(Records from a collection)
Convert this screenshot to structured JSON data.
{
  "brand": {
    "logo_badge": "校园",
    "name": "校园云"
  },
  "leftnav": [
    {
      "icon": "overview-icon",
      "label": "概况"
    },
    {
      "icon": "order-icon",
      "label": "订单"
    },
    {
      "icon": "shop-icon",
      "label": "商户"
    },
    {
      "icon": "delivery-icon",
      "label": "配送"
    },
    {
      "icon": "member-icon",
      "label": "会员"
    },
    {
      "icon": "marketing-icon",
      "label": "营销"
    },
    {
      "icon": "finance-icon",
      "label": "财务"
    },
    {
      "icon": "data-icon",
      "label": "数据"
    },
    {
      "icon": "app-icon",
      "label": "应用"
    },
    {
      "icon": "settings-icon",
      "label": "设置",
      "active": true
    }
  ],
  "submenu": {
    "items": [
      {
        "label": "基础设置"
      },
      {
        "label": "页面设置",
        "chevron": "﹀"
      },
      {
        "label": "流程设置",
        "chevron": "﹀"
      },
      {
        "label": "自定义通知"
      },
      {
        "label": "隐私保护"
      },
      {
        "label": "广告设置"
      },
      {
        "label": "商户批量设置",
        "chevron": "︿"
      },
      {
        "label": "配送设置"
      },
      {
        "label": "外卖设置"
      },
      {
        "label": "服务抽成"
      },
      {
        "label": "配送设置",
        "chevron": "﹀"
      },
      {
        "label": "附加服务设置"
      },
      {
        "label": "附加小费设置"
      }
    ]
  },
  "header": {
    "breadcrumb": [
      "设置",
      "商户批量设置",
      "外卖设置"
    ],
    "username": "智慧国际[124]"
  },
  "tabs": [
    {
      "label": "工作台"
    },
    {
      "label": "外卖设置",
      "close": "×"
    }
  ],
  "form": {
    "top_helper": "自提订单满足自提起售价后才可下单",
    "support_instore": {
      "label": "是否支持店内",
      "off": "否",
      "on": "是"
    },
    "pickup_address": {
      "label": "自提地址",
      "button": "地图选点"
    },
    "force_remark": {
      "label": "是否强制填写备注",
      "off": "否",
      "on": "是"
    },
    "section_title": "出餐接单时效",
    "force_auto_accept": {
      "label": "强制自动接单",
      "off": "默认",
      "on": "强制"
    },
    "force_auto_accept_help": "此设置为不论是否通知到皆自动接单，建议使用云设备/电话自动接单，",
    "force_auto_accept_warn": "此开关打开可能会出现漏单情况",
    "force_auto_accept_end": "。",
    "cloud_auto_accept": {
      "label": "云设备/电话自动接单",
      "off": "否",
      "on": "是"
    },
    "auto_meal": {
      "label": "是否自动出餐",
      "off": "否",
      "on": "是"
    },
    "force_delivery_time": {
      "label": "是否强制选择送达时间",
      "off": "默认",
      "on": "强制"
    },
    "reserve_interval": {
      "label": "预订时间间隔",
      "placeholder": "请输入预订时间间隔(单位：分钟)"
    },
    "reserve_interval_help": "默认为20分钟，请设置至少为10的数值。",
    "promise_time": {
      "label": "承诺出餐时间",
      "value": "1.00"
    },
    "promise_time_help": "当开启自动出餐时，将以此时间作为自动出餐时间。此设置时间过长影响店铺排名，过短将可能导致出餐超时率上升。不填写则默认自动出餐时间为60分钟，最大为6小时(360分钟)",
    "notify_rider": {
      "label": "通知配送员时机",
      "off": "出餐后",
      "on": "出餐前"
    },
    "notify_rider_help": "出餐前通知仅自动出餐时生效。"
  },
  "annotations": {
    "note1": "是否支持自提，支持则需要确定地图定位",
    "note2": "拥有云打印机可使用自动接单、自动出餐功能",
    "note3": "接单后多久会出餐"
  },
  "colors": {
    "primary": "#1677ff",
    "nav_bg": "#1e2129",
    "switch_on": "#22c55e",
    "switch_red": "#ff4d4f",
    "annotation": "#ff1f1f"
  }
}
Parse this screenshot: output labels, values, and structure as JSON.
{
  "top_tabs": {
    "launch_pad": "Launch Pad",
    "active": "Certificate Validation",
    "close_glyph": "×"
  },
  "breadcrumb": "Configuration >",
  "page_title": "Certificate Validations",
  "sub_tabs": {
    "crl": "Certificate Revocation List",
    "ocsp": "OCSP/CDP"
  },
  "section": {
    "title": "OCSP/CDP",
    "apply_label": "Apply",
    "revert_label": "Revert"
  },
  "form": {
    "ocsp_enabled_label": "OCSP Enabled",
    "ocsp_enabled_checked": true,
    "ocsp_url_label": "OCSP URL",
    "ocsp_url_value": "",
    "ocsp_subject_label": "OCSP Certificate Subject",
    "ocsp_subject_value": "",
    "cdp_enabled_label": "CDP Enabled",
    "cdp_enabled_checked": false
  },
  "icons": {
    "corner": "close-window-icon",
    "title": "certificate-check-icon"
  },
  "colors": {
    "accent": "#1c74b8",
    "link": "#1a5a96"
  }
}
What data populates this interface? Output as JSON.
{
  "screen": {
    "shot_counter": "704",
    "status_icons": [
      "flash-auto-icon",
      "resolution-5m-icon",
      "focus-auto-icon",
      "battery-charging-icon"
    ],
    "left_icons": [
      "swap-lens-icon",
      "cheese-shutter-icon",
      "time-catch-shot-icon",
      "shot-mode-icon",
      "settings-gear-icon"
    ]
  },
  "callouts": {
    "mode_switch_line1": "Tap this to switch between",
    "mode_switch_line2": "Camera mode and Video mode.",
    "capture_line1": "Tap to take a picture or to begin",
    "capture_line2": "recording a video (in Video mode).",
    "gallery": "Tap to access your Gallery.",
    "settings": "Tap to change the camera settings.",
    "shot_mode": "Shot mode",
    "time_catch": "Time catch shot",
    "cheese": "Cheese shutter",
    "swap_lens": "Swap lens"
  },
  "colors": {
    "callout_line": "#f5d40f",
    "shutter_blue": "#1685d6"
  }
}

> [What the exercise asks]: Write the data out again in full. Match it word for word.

> [Answer to this problem]:
Convert this screenshot to structured JSON data.
{
  "brand": {
    "logo_badge": "校园",
    "name": "校园云"
  },
  "leftnav": [
    {
      "icon": "overview-icon",
      "label": "概况"
    },
    {
      "icon": "order-icon",
      "label": "订单"
    },
    {
      "icon": "shop-icon",
      "label": "商户"
    },
    {
      "icon": "delivery-icon",
      "label": "配送"
    },
    {
      "icon": "member-icon",
      "label": "会员"
    },
    {
      "icon": "marketing-icon",
      "label": "营销"
    },
    {
      "icon": "finance-icon",
      "label": "财务"
    },
    {
      "icon": "data-icon",
      "label": "数据"
    },
    {
      "icon": "app-icon",
      "label": "应用"
    },
    {
      "icon": "settings-icon",
      "label": "设置",
      "active": true
    }
  ],
  "submenu": {
    "items": [
      {
        "label": "基础设置"
      },
      {
        "label": "页面设置",
        "chevron": "﹀"
      },
      {
        "label": "流程设置",
        "chevron": "﹀"
      },
      {
        "label": "自定义通知"
      },
      {
        "label": "隐私保护"
      },
      {
        "label": "广告设置"
      },
      {
        "label": "商户批量设置",
        "chevron": "︿"
      },
      {
        "label": "配送设置"
      },
      {
        "label": "外卖设置"
      },
      {
        "label": "服务抽成"
      },
      {
        "label": "配送设置",
        "chevron": "﹀"
      },
      {
        "label": "附加服务设置"
      },
      {
        "label": "附加小费设置"
      }
    ]
  },
  "header": {
    "breadcrumb": [
      "设置",
      "商户批量设置",
      "外卖设置"
    ],
    "username": "智慧国际[124]"
  },
  "tabs": [
    {
      "label": "工作台"
    },
    {
      "label": "外卖设置",
      "close": "×"
    }
  ],
  "form": {
    "top_helper": "自提订单满足自提起售价后才可下单",
    "support_instore": {
      "label": "是否支持店内",
      "off": "否",
      "on": "是"
    },
    "pickup_address": {
      "label": "自提地址",
      "button": "地图选点"
    },
    "force_remark": {
      "label": "是否强制填写备注",
      "off": "否",
      "on": "是"
    },
    "section_title": "出餐接单时效",
    "force_auto_accept": {
      "label": "强制自动接单",
      "off": "默认",
      "on": "强制"
    },
    "force_auto_accept_help": "此设置为不论是否通知到皆自动接单，建议使用云设备/电话自动接单，",
    "force_auto_accept_warn": "此开关打开可能会出现漏单情况",
    "force_auto_accept_end": "。",
    "cloud_auto_accept": {
      "label": "云设备/电话自动接单",
      "off": "否",
      "on": "是"
    },
    "auto_meal": {
      "label": "是否自动出餐",
      "off": "否",
      "on": "是"
    },
    "force_delivery_time": {
      "label": "是否强制选择送达时间",
      "off": "默认",
      "on": "强制"
    },
    "reserve_interval": {
      "label": "预订时间间隔",
      "placeholder": "请输入预订时间间隔(单位：分钟)"
    },
    "reserve_interval_help": "默认为20分钟，请设置至少为10的数值。",
    "promise_time": {
      "label": "承诺出餐时间",
      "value": "1.00"
    },
    "promise_time_help": "当开启自动出餐时，将以此时间作为自动出餐时间。此设置时间过长影响店铺排名，过短将可能导致出餐超时率上升。不填写则默认自动出餐时间为60分钟，最大为6小时(360分钟)",
    "notify_rider": {
      "label": "通知配送员时机",
      "off": "出餐后",
      "on": "出餐前"
    },
    "notify_rider_help": "出餐前通知仅自动出餐时生效。"
  },
  "annotations": {
    "note1": "是否支持自提，支持则需要确定地图定位",
    "note2": "拥有云打印机可使用自动接单、自动出餐功能",
    "note3": "接单后多久会出餐"
  },
  "colors": {
    "primary": "#1677ff",
    "nav_bg": "#1e2129",
    "switch_on": "#22c55e",
    "switch_red": "#ff4d4f",
    "annotation": "#ff1f1f"
  }
}
Parse this screenshot: output labels, values, and structure as JSON.
{
  "top_tabs": {
    "launch_pad": "Launch Pad",
    "active": "Certificate Validation",
    "close_glyph": "×"
  },
  "breadcrumb": "Configuration >",
  "page_title": "Certificate Validations",
  "sub_tabs": {
    "crl": "Certificate Revocation List",
    "ocsp": "OCSP/CDP"
  },
  "section": {
    "title": "OCSP/CDP",
    "apply_label": "Apply",
    "revert_label": "Revert"
  },
  "form": {
    "ocsp_enabled_label": "OCSP Enabled",
    "ocsp_enabled_checked": true,
    "ocsp_url_label": "OCSP URL",
    "ocsp_url_value": "",
    "ocsp_subject_label": "OCSP Certificate Subject",
    "ocsp_subject_value": "",
    "cdp_enabled_label": "CDP Enabled",
    "cdp_enabled_checked": false
  },
  "icons": {
    "corner": "close-window-icon",
    "title": "certificate-check-icon"
  },
  "colors": {
    "accent": "#1c74b8",
    "link": "#1a5a96"
  }
}
What data populates this interface? Output as JSON.
{
  "screen": {
    "shot_counter": "704",
    "status_icons": [
      "flash-auto-icon",
      "resolution-5m-icon",
      "focus-auto-icon",
      "battery-charging-icon"
    ],
    "left_icons": [
      "swap-lens-icon",
      "cheese-shutter-icon",
      "time-catch-shot-icon",
      "shot-mode-icon",
      "settings-gear-icon"
    ]
  },
  "callouts": {
    "mode_switch_line1": "Tap this to switch between",
    "mode_switch_line2": "Camera mode and Video mode.",
    "capture_line1": "Tap to take a picture or to begin",
    "capture_line2": "recording a video (in Video mode).",
    "gallery": "Tap to access your Gallery.",
    "settings": "Tap to change the camera settings.",
    "shot_mode": "Shot mode",
    "time_catch": "Time catch shot",
    "cheese": "Cheese shutter",
    "swap_lens": "Swap lens"
  },
  "colors": {
    "callout_line": "#f5d40f",
    "shutter_blue": "#1685d6"
  }
}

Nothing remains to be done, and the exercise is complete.